Data extracted from a collection
<<<<

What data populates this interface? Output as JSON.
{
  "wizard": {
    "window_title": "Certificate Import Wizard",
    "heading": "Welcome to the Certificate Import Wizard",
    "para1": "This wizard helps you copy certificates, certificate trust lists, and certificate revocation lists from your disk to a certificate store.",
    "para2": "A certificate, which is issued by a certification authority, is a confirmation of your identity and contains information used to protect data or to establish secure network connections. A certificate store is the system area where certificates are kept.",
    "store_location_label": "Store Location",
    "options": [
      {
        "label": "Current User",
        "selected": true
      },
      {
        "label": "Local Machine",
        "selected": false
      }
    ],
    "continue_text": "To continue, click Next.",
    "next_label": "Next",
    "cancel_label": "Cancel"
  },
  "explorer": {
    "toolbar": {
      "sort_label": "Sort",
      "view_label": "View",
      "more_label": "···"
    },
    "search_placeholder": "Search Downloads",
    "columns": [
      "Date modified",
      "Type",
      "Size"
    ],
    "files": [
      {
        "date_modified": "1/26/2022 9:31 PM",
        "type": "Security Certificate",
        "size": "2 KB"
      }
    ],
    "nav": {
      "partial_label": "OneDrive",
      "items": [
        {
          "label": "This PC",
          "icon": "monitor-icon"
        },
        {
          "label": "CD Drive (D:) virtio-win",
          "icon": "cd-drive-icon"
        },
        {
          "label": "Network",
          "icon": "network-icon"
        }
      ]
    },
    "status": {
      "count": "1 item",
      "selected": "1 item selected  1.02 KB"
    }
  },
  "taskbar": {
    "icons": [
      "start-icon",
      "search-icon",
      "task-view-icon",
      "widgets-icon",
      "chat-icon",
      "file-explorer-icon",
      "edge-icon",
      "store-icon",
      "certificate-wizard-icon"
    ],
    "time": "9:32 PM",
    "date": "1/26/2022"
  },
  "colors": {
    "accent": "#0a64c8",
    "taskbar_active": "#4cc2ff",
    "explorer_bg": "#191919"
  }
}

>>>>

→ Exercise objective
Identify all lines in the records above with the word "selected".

→ Exercise output
        "selected": true
        "selected": false
      "selected": "1 item selected  1.02 KB"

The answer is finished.